main recreational activities to be enjoyed by guests of the
resort, and that it was foreseeable that patrons would be
biking on the road where speed bumps were placed
[Id. at ¶ 15].
his bicycle crash on July 10, 2017, O'Boyle returned to
the resort lobby to seek medical attention [Dkt. No. 24 at
3]. The resort did not have a medical professional available,
provided no medical assistance to the Plaintiff, and did not
have a first aid kit available for guests [Id.].
O'Boyle used the resort shuttle to return to his cottage
and tend to his own injuries [Id.]. Plaintiff claims
that his injuries were significant and that he sought medical
treatment at a nearby urgent care facility in Weston, West
Virginia [Id.]. At the urgent care facility,
O'Boyle was prescribed antibiotic by the physician on
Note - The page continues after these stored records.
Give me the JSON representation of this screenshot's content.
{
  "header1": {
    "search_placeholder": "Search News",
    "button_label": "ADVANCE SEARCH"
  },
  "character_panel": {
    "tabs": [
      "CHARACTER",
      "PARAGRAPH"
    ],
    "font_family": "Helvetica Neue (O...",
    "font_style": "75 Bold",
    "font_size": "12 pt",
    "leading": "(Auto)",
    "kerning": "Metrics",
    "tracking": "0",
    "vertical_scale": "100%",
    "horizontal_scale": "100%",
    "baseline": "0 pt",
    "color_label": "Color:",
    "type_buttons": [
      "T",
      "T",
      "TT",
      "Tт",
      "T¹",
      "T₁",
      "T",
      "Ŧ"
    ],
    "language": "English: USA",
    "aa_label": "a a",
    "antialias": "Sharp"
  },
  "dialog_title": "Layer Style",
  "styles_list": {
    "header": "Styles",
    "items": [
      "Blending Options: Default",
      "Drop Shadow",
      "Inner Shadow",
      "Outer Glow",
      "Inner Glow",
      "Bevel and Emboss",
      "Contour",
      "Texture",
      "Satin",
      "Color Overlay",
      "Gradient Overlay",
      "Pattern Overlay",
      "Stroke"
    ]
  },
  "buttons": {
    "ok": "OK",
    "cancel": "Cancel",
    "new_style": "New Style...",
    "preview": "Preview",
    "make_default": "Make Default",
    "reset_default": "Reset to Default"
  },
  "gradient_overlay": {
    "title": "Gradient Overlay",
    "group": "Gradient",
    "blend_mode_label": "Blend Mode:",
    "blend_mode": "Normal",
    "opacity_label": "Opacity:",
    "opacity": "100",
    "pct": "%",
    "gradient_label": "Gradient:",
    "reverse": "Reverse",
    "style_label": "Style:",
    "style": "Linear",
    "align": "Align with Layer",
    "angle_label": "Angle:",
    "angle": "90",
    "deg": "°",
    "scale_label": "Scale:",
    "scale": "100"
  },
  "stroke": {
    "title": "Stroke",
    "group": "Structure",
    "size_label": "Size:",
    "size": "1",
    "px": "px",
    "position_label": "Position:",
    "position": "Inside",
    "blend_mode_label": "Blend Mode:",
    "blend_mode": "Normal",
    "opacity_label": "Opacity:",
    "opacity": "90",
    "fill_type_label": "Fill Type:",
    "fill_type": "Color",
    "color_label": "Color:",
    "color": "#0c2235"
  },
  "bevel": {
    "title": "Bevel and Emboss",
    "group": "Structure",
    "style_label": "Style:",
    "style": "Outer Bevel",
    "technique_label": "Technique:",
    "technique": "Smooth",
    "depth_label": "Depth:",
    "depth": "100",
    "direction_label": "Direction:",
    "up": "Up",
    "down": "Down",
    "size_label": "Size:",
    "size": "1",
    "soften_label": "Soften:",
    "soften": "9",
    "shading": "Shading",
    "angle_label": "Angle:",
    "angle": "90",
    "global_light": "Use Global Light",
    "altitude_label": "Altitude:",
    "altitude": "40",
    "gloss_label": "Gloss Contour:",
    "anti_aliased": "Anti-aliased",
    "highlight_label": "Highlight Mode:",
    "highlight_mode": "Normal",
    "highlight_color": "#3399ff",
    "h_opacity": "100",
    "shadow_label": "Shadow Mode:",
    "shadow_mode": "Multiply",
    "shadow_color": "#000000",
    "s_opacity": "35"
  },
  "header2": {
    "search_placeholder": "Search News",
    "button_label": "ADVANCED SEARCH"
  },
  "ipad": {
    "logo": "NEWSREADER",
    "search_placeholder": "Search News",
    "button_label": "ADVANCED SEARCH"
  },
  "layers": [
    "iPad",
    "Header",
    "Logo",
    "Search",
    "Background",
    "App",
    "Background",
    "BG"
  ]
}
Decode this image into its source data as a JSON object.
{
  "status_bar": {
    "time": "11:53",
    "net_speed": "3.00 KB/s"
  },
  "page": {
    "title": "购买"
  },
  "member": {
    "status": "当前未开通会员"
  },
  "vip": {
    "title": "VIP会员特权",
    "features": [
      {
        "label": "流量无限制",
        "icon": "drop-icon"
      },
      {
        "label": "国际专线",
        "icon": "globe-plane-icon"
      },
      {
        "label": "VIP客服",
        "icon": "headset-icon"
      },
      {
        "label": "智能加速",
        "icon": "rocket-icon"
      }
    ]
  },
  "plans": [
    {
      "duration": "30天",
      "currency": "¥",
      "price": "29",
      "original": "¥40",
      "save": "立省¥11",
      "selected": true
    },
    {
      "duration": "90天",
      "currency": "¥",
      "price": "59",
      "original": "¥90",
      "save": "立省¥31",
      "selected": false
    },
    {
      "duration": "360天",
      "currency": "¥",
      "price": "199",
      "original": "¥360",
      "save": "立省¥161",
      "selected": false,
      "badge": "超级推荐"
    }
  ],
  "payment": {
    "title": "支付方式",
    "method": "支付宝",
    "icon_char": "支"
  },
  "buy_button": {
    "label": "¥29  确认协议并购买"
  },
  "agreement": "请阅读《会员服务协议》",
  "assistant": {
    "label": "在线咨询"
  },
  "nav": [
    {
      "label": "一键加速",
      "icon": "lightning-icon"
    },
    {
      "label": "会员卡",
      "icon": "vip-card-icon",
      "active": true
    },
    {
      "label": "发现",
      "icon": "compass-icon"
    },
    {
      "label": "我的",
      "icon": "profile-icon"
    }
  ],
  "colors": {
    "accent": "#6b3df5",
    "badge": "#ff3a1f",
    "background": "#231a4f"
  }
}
duty and directed to follow up with his doctor
14, 2017, O'Boyle was treated by his hematologist, Dr.
Robert Volkin of UPMC [Id.]. Volkin examined
Plaintiff's swollen right leg and ordered a Venous
Doppler Test to check for blood clots [Id.; Dkt. No.
1 at ¶ 19]. The test showed a partially occlusive
thrombus in the right popliteal vein which Plaintiff claims
developed as a result of the injury he sustained to his leg
at Stonewall Resort [Dkt. No. 24 at 4]. Plaintiff also
alleges that Volkin informed him that he will likely have
chronic blood clotting issues for the rest of his life, and
that he was prescribed Xarelto, a medication which causes
severe side effects [Id.]. According to Plaintiff,
his leg wound took approximately six (6) weeks to heal and
caused him considerable pain and suffering [Id.].
February 26, 2018, Plaintiff filed the Complaint in this
matter alleging negligence against Defendant [Dkt. No. 1].
O'Boyle asserts that Defendant failed to properly and
safely maintain the resort for use by guests, customers, and
business invitees; installed a needless and dangerous speed
bump on the property of the resort and created a dangerous
condition; failed to warn guests, customers, and business
invitees of the dangerous condition with signage on the road
or next to the road which would have marked the presence of a
dangerous speed bump, in violation of the Federal Highway
Administration's Manual on Uniform Traffic Control
Devices (“MUTCD”); caused O'Boyle severe and
serious injuries; failed to have a medical professional
and/or first aid kit available to guests; and failed to
provide assistance to Plaintiff following his injuries
[Id. at ¶ 28].
Stonewall Resort denies that it was negligent and contends
that it maintained the premises in a safe condition for its
guests [Dkt. No. 3 at ¶¶ 20, 21]. With its motion
for summary judgment, Stonewall Resort further contends that
Plaintiff cannot prevail on his negligence claim because the
speed bump that allegedly caused O'Boyle to crash his
bicycle is “entirely within the purview of” West
Virginia's “Open and Obvious Doctrine, ” and
his claim is “barred by law” [Dkt. No. 22 at 5].
Defendant asserts that the open and obvious doctrine is